The 6% increase in full-year revenue at Choice Hotels International caused president and CEO Steve Joyce, to forecast that 2011 would be an "even better year" for the industry and the company, as the recovery took hold.
However, with its focus on the lower end of the market, observers do not expect that the group will see the rebound in rates that operators with a greater spread of brands at the higher end are predicted to enjoy this year.
Joyce was confident that "with a mix of well-segmented brands for both consumers and developers, powerful global distribution capabilities and a rapidly growing global loyalty programme" the group was "poised to take advantage of a better operating environment".
The basis for this confidence was the company's fourth-quarter performance, which saw gains in domestic revpar and a year-on-year increase in new domestic hotel franchise agreements, coming after a period when the group had deployed its own capital to support franchisees as development finance slowed.
For the full year, the company advanced $21.7m in offering financing, investment and guarantee support to franchisees as well as acquiring and reselling real estate to help develop certain brands (predominantly Cambria) in strategic markets.
Joyce commented that "recent market conditions have resulted in an increase in opportunities to incentivise development under these programmes".
Joyce said that over the next "several years", he expected to continue "to opportunistically deploy capital to promote growth of our emerging brands". He added: "Our current expectation is that our annual investment in these programmes will range between $20m to $40m."
The group has been hit hard by the lack of development finance, and for the full year its domestic pipeline fell by 29% on the year, with the worldwide pipeline down by 26%.
However, the company executed 161 new domestic hotel franchise contracts for the fourth quarter, an increase of 44% over the prior year period. The increase in franchise sales was primarily driven by its conversion brands: Quality, Clarion and Econo Lodge, a trend the group could expect to see increase as the ‘pretend and extend' period comes to an end and banks put pressure on owners.
In a call to analysts, Joyce said that the company had also benefited from the recent Holiday Inn revamp, commenting that "somewhere between 15% to maybe 20% of our activity, particularly in the fourth quarter, was related to Holiday Inn conversions, as they moved through their exercise of refresh".
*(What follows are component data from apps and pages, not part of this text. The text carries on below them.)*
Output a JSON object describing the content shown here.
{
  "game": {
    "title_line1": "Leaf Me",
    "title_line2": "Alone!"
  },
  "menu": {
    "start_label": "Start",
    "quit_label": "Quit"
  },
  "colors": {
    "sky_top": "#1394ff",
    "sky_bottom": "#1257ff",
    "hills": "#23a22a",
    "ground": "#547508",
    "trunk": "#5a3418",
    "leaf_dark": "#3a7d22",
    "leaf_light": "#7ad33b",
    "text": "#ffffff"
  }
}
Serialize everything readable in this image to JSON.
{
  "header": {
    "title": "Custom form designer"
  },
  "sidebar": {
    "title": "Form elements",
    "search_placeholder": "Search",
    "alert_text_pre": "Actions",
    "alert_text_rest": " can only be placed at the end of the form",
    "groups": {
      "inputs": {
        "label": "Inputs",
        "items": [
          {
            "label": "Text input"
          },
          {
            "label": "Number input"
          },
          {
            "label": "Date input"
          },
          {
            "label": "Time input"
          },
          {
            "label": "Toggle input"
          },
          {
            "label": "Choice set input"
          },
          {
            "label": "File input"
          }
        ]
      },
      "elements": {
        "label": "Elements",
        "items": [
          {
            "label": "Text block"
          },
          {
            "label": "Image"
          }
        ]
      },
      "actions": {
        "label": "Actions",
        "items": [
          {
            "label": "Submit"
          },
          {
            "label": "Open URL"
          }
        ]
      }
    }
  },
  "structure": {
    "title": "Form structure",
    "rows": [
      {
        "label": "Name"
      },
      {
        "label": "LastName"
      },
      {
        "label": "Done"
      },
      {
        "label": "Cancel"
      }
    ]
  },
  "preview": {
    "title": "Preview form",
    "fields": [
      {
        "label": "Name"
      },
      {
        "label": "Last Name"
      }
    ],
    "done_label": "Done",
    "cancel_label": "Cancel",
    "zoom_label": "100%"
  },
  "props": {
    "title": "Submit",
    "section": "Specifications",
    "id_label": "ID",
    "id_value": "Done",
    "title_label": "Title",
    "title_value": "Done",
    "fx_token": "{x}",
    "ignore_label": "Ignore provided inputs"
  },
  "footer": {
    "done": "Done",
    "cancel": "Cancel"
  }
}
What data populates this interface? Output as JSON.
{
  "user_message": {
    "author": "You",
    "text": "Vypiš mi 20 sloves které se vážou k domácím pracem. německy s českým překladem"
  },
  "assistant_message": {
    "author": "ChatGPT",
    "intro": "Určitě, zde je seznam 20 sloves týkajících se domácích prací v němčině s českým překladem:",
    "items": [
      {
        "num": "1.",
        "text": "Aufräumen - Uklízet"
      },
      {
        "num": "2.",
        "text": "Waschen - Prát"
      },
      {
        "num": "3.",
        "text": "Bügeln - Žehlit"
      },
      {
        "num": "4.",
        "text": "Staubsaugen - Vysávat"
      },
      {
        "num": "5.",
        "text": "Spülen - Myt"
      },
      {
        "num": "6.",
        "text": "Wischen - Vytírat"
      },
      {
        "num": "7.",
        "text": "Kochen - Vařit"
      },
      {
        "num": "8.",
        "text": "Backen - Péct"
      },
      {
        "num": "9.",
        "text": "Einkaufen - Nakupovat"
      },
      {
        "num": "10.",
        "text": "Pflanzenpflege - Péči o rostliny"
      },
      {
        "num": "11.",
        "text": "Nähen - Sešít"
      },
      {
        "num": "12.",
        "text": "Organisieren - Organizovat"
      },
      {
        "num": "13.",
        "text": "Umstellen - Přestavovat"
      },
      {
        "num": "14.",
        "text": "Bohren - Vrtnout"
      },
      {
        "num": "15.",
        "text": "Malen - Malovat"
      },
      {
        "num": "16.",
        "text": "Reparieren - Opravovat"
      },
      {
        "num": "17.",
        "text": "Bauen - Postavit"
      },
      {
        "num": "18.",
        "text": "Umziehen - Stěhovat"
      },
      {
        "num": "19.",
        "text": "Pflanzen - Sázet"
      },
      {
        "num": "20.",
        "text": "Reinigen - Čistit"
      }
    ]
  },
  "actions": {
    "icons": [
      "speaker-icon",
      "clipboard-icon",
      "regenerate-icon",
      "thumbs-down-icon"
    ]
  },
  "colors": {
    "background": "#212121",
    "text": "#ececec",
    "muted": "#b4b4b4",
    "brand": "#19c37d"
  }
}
For the fourth quarter, revenue increased 10% to $155m, driven by revpar growth of 9.7%, which was led primarily by occupancy rates increasing 420 basis points and average daily rates increasing 0.6%. Ebitda for the quarter increased 4.5% to $41.5m.
For the full year, revpar was up 2.8% and the group reiterated that it expected revpar to increase by approximately 5% for first quarter of 2011 and 4% for the full year, with net domestic unit growth of approximately 1% in 2011.
Choice has been pursuing a share buyback programme, which saw it spend a total of $8.7m during the year on 0.3 million shares, with authorisation to purchase a further 3.6 million shares.
Despite ongoing efforts to strengthen the group's balance sheet, concerns remain that, with rates not likely to see large increases this year, its reliance on growth through expansion of its estate will limit future results. Credit Suisse was sufficiently concerned over what it described as the limited growth in pipeline to downgrade the group to Underperform from Neutral.
Joyce told analysts that, while "extension activity" was "beginning to slow and therefore there will be more terminations of hotels", at the same time the investment market was "moving slower than we had anticipated", indicating another quiet year ahead.
HA Perspective: How much of a long-term business plan it is to pick-up the off casts of rivals is questionable. Perhaps the former Holiday Inns were simply unsuitable to make the transition to the new look version and Choice is making a canny move to build its system.
The fear is that it is more about a lack of capital for the owners that prevented the upgrade and this raises the question of what these under invested hotels are going to do to the profile of Choice's brands.